“Women's property rights and gendered policies: Implications for women’s long-term welfare in rural Tanzania”
Amber Peterman, International Food Policy Research Institute (IFPRI)

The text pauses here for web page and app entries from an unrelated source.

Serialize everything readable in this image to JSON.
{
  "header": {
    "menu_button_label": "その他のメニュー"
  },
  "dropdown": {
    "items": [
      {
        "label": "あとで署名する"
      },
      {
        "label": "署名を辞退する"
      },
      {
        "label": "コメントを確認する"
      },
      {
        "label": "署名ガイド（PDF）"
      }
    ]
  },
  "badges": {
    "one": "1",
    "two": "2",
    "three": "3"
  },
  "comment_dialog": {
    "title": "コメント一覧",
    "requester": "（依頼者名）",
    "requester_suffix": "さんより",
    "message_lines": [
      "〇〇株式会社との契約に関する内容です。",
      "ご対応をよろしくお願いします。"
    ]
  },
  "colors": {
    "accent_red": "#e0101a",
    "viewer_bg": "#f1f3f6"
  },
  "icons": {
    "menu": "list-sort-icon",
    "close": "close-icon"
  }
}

Can giving women property rights lead to long-term gains in health and welfare? This paper uses community-level women’s property and inheritance rights (WPIR) including land and wife inheritance to assess the significance on a variety of health and welfare outcomes. The analysis uses the Kagera Health and Development Survey (KHDS), a longitudinal panel from rural northern Tanzania collected from 1991-2004. The longitudinal nature of the data offers a unique opportunity to examine long term effects of WPIR, which are commonly excluded from micro-level quantitative examination in developing countries due to data constraints. Econometric analysis is used to control mortality and mobility attrition in the panel using inverse probability weights and individual heterogeneity using a difference in difference model. Results point to specific policy changes which have the potential to raise the health and welfare of women and empower them to make strategic choices for themselves and their families.
Presented in Session 97: Gender inequities and MDGs